As the world has started speaking more openly about systemic racism, the role of allies has received renewed attention. The Oxford English Dictionary defines ’ally’ as a person or organization that cooperates with others for mutual benefit. In our context, we think about it as fostering a culture of allies in the workforce, helping to drive real change for diversity and inclusion. Our discussion today is about what it means to be an ally, and what each of us can do to help drive positive change.
It's fairly well established now that with regard to opportunity, allies have a much greater capacity to move the needle on diversity and inclusion, than the individuals who are directly affected. A recent study1 found that when individuals engaged in diversity and inclusion efforts on their own behalf they were usually either minorities or women, and they were often penalized for that.
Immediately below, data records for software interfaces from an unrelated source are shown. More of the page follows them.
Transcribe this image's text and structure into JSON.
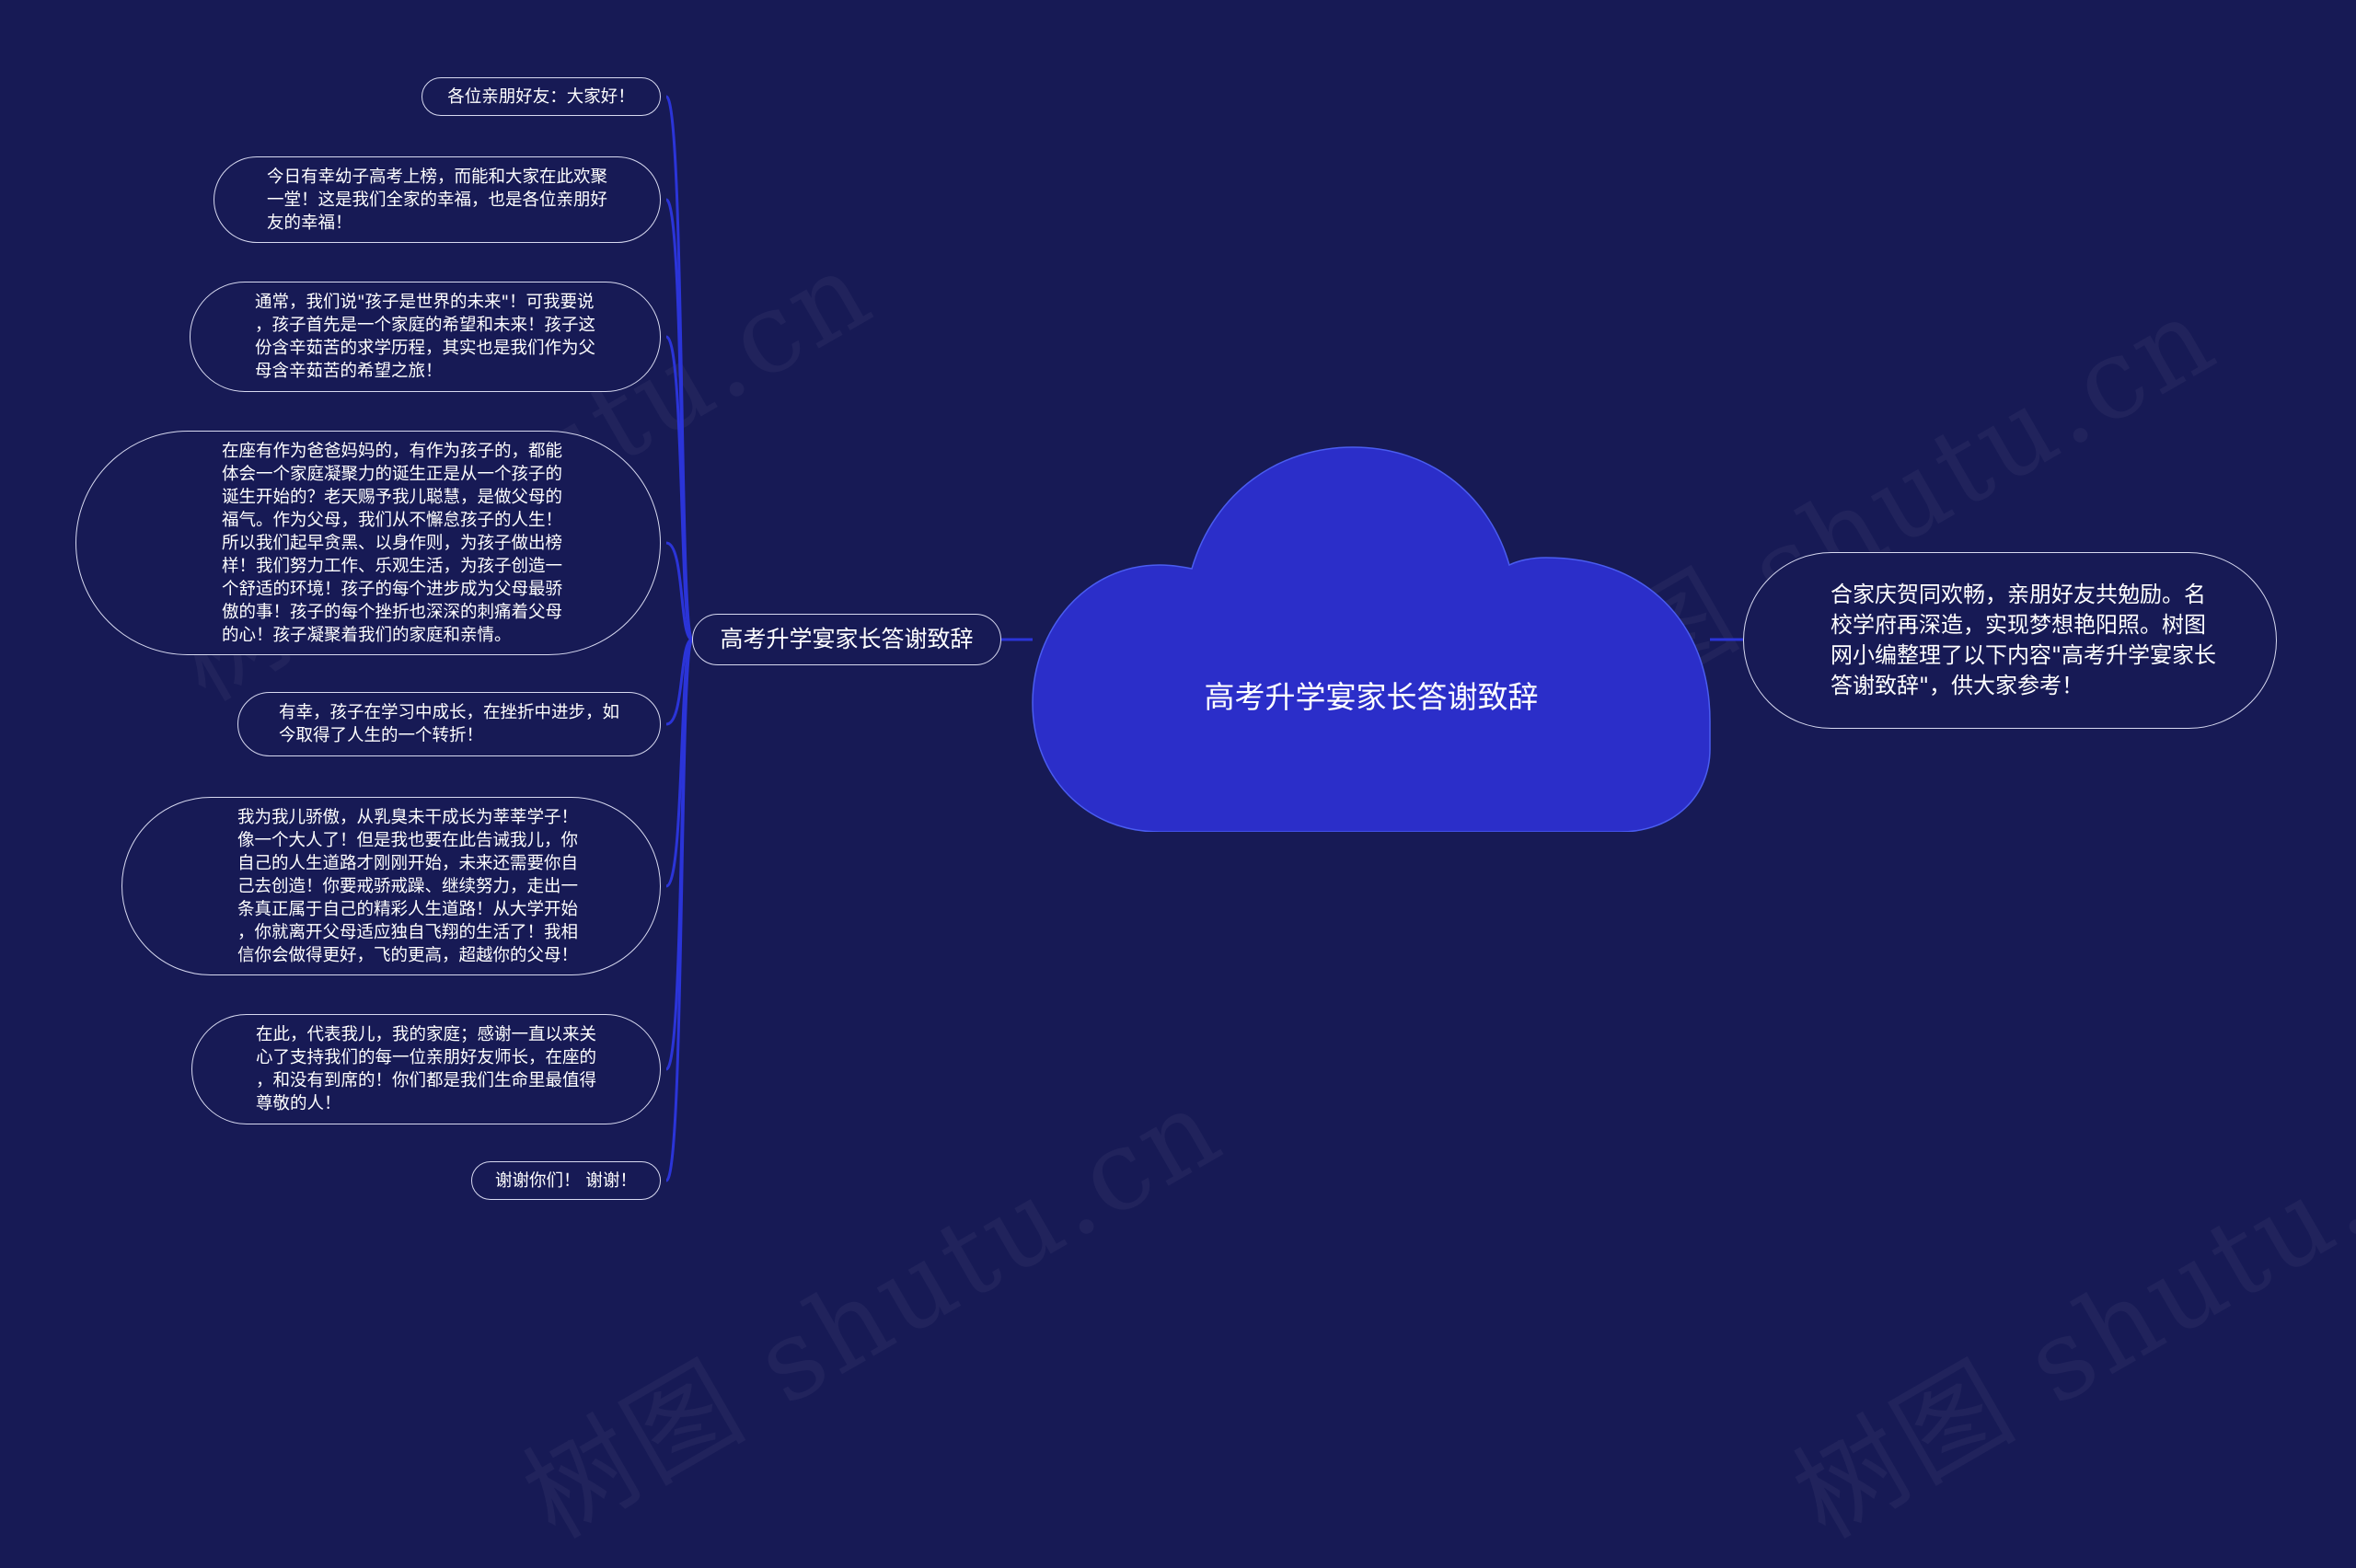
{
  "root": {
    "title": "高考升学宴家长答谢致辞"
  },
  "subtopic": {
    "label": "高考升学宴家长答谢致辞"
  },
  "right_note": {
    "text": "合家庆贺同欢畅，亲朋好友共勉励。名校学府再深造，实现梦想艳阳照。树图网小编整理了以下内容\"高考升学宴家长答谢致辞\"，供大家参考！"
  },
  "leaves": [
    {
      "text": "各位亲朋好友：大家好！"
    },
    {
      "text": "今日有幸幼子高考上榜，而能和大家在此欢聚\n一堂！这是我们全家的幸福，也是各位亲朋好\n友的幸福！"
    },
    {
      "text": "通常，我们说\"孩子是世界的未来\"！可我要说\n，孩子首先是一个家庭的希望和未来！孩子这\n份含辛茹苦的求学历程，其实也是我们作为父\n母含辛茹苦的希望之旅！"
    },
    {
      "text": "在座有作为爸爸妈妈的，有作为孩子的，都能\n体会一个家庭凝聚力的诞生正是从一个孩子的\n诞生开始的？老天赐予我儿聪慧，是做父母的\n福气。作为父母，我们从不懈怠孩子的人生！\n所以我们起早贪黑、以身作则，为孩子做出榜\n样！我们努力工作、乐观生活，为孩子创造一\n个舒适的环境！孩子的每个进步成为父母最骄\n傲的事！孩子的每个挫折也深深的刺痛着父母\n的心！孩子凝聚着我们的家庭和亲情。"
    },
    {
      "text": "有幸，孩子在学习中成长，在挫折中进步，如\n今取得了人生的一个转折！"
    },
    {
      "text": "我为我儿骄傲，从乳臭未干成长为莘莘学子！\n像一个大人了！但是我也要在此告诫我儿，你\n自己的人生道路才刚刚开始，未来还需要你自\n己去创造！你要戒骄戒躁、继续努力，走出一\n条真正属于自己的精彩人生道路！从大学开始\n，你就离开父母适应独自飞翔的生活了！我相\n信你会做得更好，飞的更高，超越你的父母！"
    },
    {
      "text": "在此，代表我儿，我的家庭；感谢一直以来关\n心了支持我们的每一位亲朋好友师长，在座的\n，和没有到席的！你们都是我们生命里最值得\n尊敬的人！"
    },
    {
      "text": "谢谢你们！  谢谢！"
    }
  ],
  "watermark": {
    "text": "树图 shutu.cn"
  },
  "colors": {
    "background": "#171a55",
    "cloud_fill": "#2b2ec9",
    "cloud_stroke": "#4a5cf0",
    "edge": "#2b34d8",
    "node_border": "#d7d9f0",
    "text": "#ffffff"
  }
}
But if somebody stepped in on their behalf, they were not penalized for engaging in that behavior. It's very intuitive that sometimes we are a better advocate for others than we are for ourselves.
There are three distinct phases of the allyship model that I think of as a maturity curve that people often move through intuitively – from being an ally to one, to an ally to some and finally an ally to all. It involves a shift in mindset where we’re focused on everyone being inclusive to achieve mutual benefit.
Many people ask how to move from one phase to the other. And so we've developed a tool called the empathy triangle representing the three parties involved from the Ally’s perspective. These are questions that you need to ask of yourselves when you step up to be an ally, that will help you empathetically engage and not go barreling in, but also not to be frozen into inaction.
(Click to enlarge)
This chart prepared by the Center for Diversity, Inclusion, and Belonging of the NYU School of Law, explains its Allyship Model for helping others who may be subject to non-inclusive behavior and its Empathy Triangle that provides a guide for reflection for allies, affected persons and sources of non-inclusive behavior.
Being an ally to me is fundamental and I think it's something that we all recognize.
One of the old platitudes you always hear is that every decision made about your career opportunities is made when you're not in the room, and that by definition means that you have to have an ally in that room. What that means is someone thinking differently within that group to be the ally to diversity or inclusion. Allyship is absolutely critical to moving an organization forward.
One example that comes to mind is from the trading floor. I managed trading floors for a very long time, and the classic trading floor is centered around a trading desk that is run, almost universally, by a white male, who manages maybe 15 people and tends to like and gravitate to those people most like himself. That's human nature. When this person gets promoted or is moving on, the firm will ask him who his replacement should be. And it's typically going to be the white male that he's most familiar with and most comfortable with. Allyship at that level is breaking that cycle and developing a process where you have diverse panels to broaden out the thinking.
One of the things we are doing is examining systematically all of these systems we have and looking at the areas where unconscious bias or even blatant bias could exist, and looking to bring the light of day to those involved and change the way those processes work. And we're making progress but we certainly have a long way to go.